In all the way from Albany, NY, Sgt. Dunbar and the Hobo Banned are News on the March's tourmates so they played second to last. Even bigger than the Candeliers, the Hobo Banned really does give you the impression that they're a junkyard band of hobos that picked up every instrument they could get their hands on. Mixing in a full horn section, an accordion, a violin, musical spoons and sawing, a banjo, and two percussionists, they go above and beyond just adding new layers to a typical rock band. Every instrument is fully integrated and completely necessary to complete their sound. That sound being something almost completely unique, the kind of rock you could only imagine being made by a band of drifters really. All those instruments together in one place, played completely straight, not in a gimmicky way at all. Whatever that conglomeration could be, that's what they were. But not just content with that, they also pulled off another trick: every band member seemed to know how to play every instrument and did at some point in their set. It was damn impressive.

News on the March finally came on at about 12:15 and I was pretty tired again by that point. I was determined, however, to see their set. It was worth it. Though they ran through mostly the same set of their classic heartland music last weekend at their Cactus Music instore performance, they seemed to be having a lot more fun last night.
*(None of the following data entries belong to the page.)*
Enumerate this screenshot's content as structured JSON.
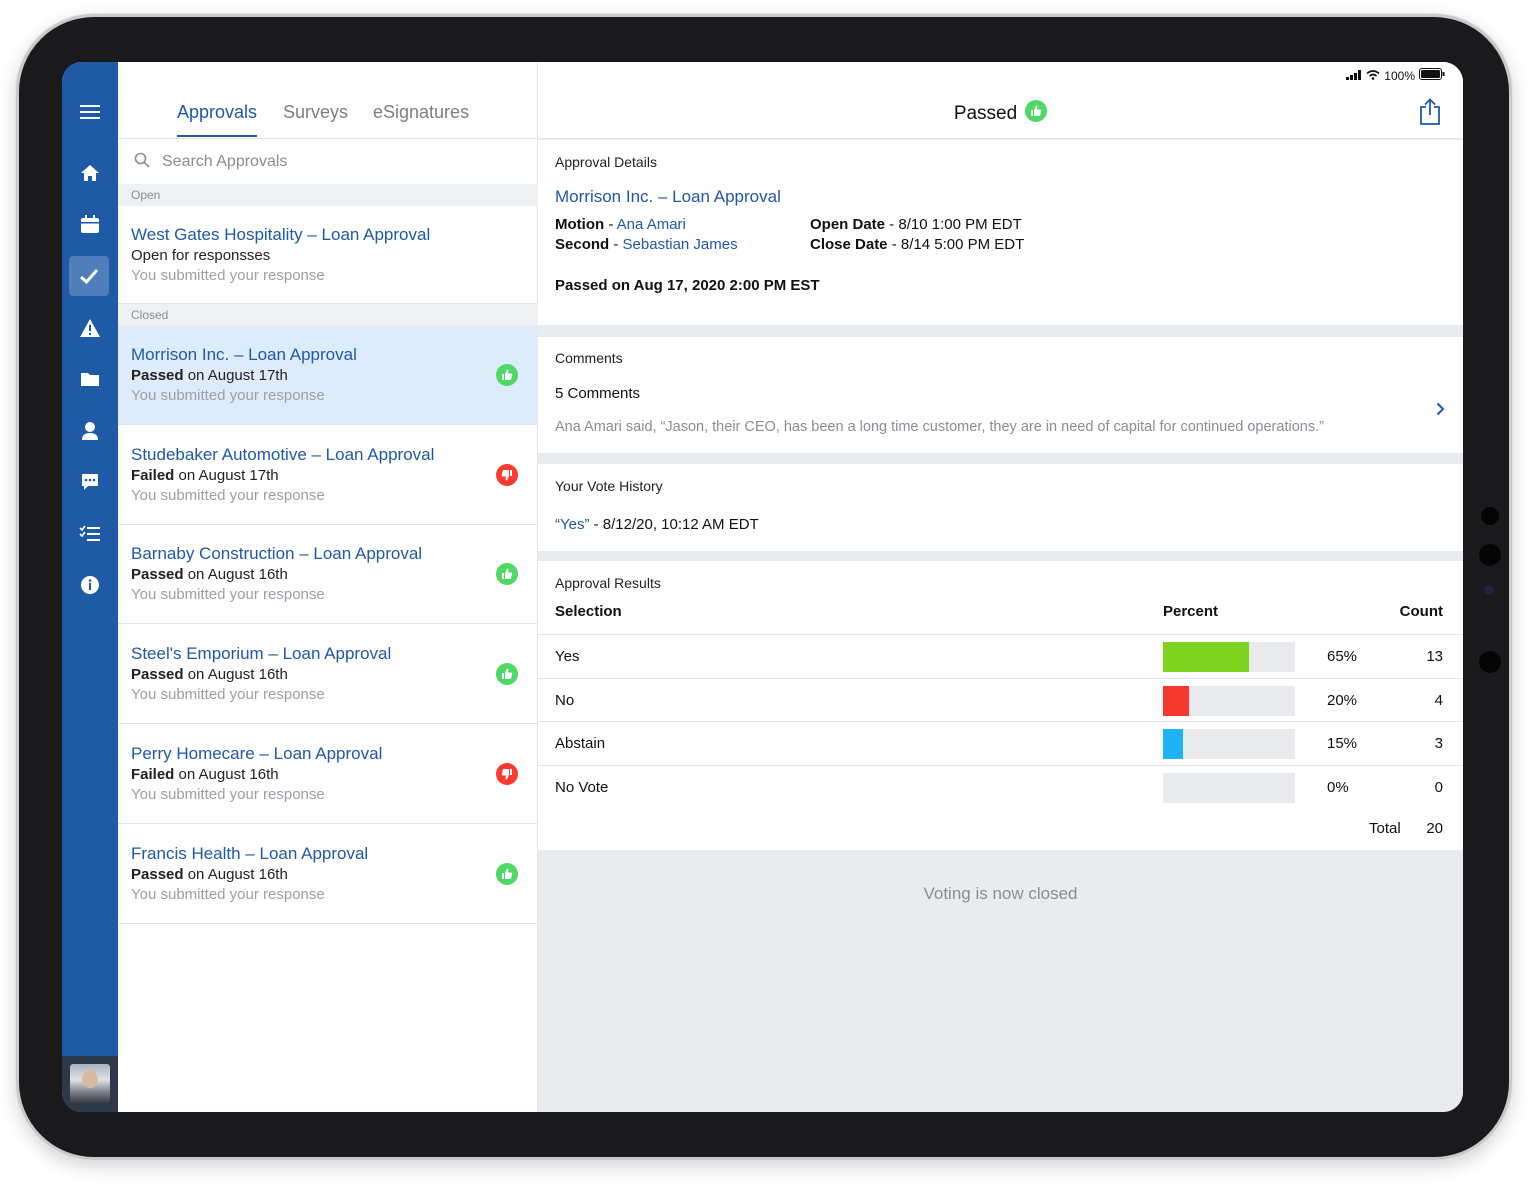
{
  "sidebar": {
    "icons": [
      "menu-icon",
      "home-icon",
      "calendar-icon",
      "checkmark-icon",
      "warning-icon",
      "folder-icon",
      "person-icon",
      "chat-icon",
      "checklist-icon",
      "info-icon"
    ]
  },
  "tabs": [
    "Approvals",
    "Surveys",
    "eSignatures"
  ],
  "search": {
    "placeholder": "Search Approvals"
  },
  "sections": {
    "open": "Open",
    "closed": "Closed"
  },
  "open_items": [
    {
      "title": "West Gates Hospitality – Loan Approval",
      "status_bold": "",
      "status_rest": "Open for responsses",
      "sub": "You submitted your response"
    }
  ],
  "closed_items": [
    {
      "title": "Morrison Inc. – Loan Approval",
      "status_bold": "Passed",
      "status_rest": " on August 17th",
      "sub": "You submitted your response",
      "result": "pass"
    },
    {
      "title": "Studebaker Automotive – Loan Approval",
      "status_bold": "Failed",
      "status_rest": " on August 17th",
      "sub": "You submitted your response",
      "result": "fail"
    },
    {
      "title": "Barnaby Construction – Loan Approval",
      "status_bold": "Passed",
      "status_rest": " on August 16th",
      "sub": "You submitted your response",
      "result": "pass"
    },
    {
      "title": "Steel's Emporium  – Loan Approval",
      "status_bold": "Passed",
      "status_rest": " on August 16th",
      "sub": "You submitted your response",
      "result": "pass"
    },
    {
      "title": "Perry Homecare – Loan Approval",
      "status_bold": "Failed",
      "status_rest": " on August 16th",
      "sub": "You submitted your response",
      "result": "fail"
    },
    {
      "title": "Francis Health  – Loan Approval",
      "status_bold": "Passed",
      "status_rest": " on August 16th",
      "sub": "You submitted your response",
      "result": "pass"
    }
  ],
  "status_bar": {
    "battery": "100%"
  },
  "detail": {
    "title": "Passed",
    "approval_details": {
      "label": "Approval Details",
      "name": "Morrison Inc. – Loan Approval",
      "motion_label": "Motion",
      "motion_name": "Ana Amari",
      "second_label": "Second",
      "second_name": "Sebastian James",
      "open_label": "Open Date",
      "open_value": "8/10 1:00 PM EDT",
      "close_label": "Close Date",
      "close_value": "8/14 5:00 PM EDT",
      "passed_on": "Passed on Aug 17, 2020 2:00 PM EST"
    },
    "comments": {
      "label": "Comments",
      "count": "5 Comments",
      "preview": "Ana Amari said, “Jason, their CEO, has been a long time customer, they are in need of capital for continued operations.”"
    },
    "vote_history": {
      "label": "Your Vote History",
      "vote": "“Yes”",
      "when": " - 8/12/20, 10:12 AM EDT"
    },
    "results": {
      "label": "Approval Results",
      "col_selection": "Selection",
      "col_percent": "Percent",
      "col_count": "Count",
      "rows": [
        {
          "selection": "Yes",
          "percent_value": 65,
          "percent": "65%",
          "count": "13",
          "color": "#7ed321"
        },
        {
          "selection": "No",
          "percent_value": 20,
          "percent": "20%",
          "count": "4",
          "color": "#f5392e"
        },
        {
          "selection": "Abstain",
          "percent_value": 15,
          "percent": "15%",
          "count": "3",
          "color": "#1fb2f5"
        },
        {
          "selection": "No Vote",
          "percent_value": 0,
          "percent": "0%",
          "count": "0",
          "color": "#cccccc"
        }
      ],
      "total_label": "Total",
      "total_value": "20"
    },
    "closed_message": "Voting is now closed"
  },
  "colors": {
    "brand": "#1e5aa6",
    "pass": "#4cd964",
    "fail": "#ff3b30"
  }
}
Enthusiastic even after a week of Austin shows, they played their hearts out for about forty-five minutes. News on the March, to me, is something like what I had hoped Monsters of Folk would sound like before I heard them. While that project, in my opinion, came off a bit boring and plasticy, the hearts they played out are what set News on the March apart. The feel-good music could even come off as hollow despite the dark lyrics of suicide and death if not for their intense dedication to it, playing on even in the face of a broken bass amp in the middle of their set. I have to hand it to them for that and wish them good luck on their tour. I'm pretty excited also for their upcoming album, even though there is as yet no release date. Just judging by the songs they played last night though, it's gonna be a brawler.